Records for processing START
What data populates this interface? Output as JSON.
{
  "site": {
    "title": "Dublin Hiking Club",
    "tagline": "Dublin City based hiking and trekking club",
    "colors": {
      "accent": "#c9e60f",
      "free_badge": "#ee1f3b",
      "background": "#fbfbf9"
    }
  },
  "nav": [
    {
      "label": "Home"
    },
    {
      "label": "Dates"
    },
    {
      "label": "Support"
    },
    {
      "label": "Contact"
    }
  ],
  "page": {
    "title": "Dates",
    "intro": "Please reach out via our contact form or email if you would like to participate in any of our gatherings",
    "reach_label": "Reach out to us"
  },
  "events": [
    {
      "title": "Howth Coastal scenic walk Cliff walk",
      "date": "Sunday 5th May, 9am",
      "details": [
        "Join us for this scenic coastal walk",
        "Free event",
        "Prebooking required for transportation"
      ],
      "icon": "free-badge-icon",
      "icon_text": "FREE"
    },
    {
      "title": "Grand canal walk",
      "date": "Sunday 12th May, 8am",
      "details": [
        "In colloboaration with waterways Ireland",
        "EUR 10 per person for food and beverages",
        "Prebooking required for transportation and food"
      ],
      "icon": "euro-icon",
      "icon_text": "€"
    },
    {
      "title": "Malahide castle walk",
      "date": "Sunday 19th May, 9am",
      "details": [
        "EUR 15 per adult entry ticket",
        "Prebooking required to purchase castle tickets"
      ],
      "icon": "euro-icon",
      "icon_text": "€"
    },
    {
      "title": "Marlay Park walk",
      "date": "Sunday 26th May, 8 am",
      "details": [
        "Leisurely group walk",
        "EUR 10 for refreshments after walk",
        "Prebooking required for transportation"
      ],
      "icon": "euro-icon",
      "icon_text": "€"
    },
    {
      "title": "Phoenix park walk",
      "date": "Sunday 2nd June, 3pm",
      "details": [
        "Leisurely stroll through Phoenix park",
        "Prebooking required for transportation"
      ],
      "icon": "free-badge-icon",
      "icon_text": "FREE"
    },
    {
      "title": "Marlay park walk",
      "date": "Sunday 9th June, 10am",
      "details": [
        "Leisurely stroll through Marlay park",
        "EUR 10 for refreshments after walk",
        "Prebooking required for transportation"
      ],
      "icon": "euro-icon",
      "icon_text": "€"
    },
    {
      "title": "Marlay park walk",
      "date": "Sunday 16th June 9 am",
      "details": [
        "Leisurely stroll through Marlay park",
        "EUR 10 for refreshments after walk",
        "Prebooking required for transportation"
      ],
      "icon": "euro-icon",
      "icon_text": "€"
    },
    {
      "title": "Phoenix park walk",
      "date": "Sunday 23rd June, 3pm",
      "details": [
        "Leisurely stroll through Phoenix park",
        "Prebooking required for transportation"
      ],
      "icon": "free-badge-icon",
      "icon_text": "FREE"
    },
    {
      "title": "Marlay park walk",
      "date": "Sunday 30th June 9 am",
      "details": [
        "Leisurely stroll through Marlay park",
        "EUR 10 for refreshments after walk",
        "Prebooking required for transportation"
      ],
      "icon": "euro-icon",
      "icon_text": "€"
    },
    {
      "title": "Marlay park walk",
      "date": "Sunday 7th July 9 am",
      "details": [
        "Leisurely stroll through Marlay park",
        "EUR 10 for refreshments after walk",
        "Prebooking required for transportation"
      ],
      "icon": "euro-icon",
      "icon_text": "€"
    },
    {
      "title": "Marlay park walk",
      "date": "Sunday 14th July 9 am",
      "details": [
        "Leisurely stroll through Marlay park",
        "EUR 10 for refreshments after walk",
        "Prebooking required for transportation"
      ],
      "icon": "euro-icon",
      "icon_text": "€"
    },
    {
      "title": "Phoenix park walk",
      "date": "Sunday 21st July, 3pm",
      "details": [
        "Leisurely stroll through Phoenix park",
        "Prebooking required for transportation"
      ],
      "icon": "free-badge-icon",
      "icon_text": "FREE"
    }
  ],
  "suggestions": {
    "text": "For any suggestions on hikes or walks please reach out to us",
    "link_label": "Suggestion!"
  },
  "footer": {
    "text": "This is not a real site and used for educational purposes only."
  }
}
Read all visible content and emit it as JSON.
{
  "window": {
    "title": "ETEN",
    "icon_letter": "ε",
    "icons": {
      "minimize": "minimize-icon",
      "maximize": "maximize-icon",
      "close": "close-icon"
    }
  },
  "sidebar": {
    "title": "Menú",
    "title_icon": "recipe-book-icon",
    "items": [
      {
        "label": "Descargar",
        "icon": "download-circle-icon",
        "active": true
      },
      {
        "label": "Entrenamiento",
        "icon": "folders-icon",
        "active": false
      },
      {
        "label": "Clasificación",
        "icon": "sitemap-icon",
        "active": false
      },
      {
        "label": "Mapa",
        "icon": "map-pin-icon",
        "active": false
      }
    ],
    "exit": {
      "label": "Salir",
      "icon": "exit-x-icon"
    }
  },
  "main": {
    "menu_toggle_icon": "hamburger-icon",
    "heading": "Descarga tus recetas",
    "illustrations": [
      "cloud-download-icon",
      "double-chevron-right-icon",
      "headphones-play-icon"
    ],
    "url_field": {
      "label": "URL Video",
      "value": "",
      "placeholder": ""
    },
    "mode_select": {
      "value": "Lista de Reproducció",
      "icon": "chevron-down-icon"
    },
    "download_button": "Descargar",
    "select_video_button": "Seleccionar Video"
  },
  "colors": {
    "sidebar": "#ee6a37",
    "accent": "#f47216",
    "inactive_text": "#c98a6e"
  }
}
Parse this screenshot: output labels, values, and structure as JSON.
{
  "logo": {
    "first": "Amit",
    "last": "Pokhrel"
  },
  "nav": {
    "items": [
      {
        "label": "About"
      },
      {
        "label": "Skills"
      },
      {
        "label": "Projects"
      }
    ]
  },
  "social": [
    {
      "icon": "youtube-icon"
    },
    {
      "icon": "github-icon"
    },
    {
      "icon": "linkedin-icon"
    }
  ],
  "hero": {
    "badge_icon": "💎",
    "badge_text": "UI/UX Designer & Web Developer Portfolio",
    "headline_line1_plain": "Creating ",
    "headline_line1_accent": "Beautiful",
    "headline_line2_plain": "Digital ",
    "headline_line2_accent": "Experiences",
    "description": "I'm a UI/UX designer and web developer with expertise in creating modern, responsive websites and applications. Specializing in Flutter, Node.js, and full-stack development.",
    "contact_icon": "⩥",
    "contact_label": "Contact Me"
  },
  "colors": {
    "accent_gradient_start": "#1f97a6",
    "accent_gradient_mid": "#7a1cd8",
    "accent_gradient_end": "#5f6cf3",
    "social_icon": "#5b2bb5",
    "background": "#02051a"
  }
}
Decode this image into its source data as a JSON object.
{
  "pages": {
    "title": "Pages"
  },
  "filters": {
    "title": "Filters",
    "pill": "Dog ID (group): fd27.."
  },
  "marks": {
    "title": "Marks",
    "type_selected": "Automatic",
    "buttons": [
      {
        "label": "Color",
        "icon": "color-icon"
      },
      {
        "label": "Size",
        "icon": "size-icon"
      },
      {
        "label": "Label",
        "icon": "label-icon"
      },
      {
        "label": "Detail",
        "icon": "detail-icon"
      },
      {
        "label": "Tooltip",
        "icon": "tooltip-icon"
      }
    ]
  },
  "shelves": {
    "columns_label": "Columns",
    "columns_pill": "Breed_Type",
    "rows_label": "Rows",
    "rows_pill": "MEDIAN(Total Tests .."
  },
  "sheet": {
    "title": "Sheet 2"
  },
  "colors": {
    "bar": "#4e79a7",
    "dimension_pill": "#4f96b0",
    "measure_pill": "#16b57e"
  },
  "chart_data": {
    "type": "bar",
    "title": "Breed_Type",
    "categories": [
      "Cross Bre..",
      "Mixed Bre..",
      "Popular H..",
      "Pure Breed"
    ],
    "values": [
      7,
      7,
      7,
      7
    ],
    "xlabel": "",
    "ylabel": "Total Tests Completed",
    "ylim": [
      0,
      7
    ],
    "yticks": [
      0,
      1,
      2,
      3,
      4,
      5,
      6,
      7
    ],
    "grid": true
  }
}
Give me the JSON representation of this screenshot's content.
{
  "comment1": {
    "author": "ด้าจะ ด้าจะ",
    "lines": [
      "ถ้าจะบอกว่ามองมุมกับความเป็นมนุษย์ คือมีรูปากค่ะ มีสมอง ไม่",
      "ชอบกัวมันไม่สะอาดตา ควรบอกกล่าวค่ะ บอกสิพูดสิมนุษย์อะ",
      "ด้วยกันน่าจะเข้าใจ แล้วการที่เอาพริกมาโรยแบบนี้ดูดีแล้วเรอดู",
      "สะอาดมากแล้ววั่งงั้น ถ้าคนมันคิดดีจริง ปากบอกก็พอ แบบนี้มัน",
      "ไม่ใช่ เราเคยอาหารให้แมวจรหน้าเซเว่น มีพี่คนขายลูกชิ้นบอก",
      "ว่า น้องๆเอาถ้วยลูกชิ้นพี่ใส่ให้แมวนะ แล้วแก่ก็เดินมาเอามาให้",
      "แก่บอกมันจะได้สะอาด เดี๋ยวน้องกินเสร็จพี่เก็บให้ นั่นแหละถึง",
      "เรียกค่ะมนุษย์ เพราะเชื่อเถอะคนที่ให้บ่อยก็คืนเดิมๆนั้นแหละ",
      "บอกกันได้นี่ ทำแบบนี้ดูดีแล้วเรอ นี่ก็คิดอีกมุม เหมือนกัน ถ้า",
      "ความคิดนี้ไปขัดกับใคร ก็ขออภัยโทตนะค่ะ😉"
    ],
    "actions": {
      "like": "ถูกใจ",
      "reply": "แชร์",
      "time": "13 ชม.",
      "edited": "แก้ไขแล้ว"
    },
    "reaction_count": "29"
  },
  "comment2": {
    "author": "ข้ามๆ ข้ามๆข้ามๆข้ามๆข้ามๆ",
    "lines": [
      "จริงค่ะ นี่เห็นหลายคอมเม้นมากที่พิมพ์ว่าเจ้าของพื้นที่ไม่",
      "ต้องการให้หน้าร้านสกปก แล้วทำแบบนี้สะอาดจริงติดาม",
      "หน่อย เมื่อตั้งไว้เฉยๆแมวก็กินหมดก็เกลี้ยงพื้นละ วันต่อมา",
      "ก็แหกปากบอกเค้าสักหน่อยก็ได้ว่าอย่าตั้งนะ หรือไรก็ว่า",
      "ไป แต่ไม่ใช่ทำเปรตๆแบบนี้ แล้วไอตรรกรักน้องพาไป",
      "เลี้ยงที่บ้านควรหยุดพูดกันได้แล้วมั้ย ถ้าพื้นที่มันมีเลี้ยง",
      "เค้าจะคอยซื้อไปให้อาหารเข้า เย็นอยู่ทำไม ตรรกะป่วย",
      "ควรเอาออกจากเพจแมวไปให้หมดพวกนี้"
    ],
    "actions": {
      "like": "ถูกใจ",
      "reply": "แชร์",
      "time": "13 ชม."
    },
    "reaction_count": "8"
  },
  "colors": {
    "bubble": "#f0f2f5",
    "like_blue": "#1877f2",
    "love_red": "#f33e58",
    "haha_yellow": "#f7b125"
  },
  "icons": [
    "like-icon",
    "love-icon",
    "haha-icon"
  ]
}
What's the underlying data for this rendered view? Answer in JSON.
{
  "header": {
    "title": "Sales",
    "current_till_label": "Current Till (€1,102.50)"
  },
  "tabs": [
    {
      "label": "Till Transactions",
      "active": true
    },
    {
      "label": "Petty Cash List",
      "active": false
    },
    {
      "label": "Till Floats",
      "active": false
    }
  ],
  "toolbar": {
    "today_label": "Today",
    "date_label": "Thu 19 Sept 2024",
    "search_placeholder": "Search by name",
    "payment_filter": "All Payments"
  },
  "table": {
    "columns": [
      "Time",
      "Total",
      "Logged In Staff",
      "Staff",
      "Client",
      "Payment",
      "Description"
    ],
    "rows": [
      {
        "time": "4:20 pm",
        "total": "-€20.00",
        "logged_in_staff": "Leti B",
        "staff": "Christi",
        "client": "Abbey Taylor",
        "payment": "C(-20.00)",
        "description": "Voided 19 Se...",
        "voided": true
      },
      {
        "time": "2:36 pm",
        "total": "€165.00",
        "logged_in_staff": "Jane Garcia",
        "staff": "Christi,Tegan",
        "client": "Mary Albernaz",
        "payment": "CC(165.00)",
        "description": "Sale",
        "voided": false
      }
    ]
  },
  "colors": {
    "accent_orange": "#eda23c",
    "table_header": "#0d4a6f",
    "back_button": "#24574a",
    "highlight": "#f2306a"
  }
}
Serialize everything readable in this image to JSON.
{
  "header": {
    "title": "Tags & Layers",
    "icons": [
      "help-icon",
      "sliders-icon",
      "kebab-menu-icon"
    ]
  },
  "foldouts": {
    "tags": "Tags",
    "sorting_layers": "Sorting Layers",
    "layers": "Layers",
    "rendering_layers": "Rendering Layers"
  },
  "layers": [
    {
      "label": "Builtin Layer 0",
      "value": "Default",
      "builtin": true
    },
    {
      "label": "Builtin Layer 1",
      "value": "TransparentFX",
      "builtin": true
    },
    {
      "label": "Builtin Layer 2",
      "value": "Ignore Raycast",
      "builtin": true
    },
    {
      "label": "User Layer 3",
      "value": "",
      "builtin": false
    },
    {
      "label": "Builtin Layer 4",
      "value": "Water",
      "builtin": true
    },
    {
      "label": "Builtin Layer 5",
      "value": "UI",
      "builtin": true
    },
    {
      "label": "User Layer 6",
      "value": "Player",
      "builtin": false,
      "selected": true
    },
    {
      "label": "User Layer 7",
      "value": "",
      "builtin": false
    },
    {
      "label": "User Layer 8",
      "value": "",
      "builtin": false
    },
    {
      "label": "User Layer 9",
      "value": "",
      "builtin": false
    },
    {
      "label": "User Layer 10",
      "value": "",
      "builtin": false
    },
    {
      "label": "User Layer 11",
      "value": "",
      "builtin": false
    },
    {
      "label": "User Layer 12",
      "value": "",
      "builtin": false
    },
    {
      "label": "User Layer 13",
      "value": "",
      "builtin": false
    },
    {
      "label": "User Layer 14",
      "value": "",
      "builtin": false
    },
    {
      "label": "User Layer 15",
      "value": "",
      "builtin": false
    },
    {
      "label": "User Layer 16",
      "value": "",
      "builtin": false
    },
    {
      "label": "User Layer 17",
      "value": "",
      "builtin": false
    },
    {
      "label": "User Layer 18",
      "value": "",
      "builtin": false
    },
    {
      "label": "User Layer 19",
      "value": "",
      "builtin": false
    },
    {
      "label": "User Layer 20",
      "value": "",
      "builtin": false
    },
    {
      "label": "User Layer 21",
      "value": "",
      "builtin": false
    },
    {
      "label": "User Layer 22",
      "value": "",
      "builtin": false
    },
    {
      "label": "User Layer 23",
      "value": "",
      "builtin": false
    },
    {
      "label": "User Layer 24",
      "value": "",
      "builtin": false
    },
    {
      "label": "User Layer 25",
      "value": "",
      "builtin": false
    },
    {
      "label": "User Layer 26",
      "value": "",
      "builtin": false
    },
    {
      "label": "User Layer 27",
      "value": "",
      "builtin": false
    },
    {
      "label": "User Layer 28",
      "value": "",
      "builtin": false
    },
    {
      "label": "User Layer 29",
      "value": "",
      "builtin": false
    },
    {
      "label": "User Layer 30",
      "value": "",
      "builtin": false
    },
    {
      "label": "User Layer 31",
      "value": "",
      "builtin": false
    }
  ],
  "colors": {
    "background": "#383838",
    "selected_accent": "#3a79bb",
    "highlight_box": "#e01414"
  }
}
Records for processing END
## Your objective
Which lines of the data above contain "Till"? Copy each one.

## Worked solution
    "current_till_label": "Current Till (€1,102.50)"
      "label": "Till Transactions",
      "label": "Till Floats",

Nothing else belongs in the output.